● **What the task requires**
Filter the entries down to the lines holding "Fixed", then copy those lines.

##############################

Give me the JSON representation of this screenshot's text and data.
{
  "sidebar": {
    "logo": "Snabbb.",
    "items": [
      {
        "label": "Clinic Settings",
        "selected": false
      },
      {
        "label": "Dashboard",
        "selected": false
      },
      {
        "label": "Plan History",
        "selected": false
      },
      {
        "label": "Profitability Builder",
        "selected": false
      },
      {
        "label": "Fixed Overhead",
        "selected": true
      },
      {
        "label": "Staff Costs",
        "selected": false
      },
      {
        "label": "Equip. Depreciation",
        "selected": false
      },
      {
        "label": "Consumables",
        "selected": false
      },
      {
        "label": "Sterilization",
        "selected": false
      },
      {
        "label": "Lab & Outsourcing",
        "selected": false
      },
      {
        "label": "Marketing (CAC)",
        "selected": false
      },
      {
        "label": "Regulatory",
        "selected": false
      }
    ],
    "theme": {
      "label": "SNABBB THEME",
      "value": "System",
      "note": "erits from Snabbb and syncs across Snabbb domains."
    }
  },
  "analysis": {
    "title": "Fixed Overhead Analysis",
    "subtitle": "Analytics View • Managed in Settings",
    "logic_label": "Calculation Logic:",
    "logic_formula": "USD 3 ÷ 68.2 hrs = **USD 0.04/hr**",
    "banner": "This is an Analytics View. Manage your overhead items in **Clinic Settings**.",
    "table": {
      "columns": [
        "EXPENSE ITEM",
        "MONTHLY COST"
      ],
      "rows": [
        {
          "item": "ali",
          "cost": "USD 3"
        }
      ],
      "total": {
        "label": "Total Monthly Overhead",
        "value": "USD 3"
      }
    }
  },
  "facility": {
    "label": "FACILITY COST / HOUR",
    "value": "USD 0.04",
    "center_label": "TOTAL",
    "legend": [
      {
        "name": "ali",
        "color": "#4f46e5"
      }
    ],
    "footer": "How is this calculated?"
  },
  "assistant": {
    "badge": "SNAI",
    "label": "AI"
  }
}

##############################

● **Completed exercise**
        "label": "Fixed Overhead",
    "title": "Fixed Overhead Analysis",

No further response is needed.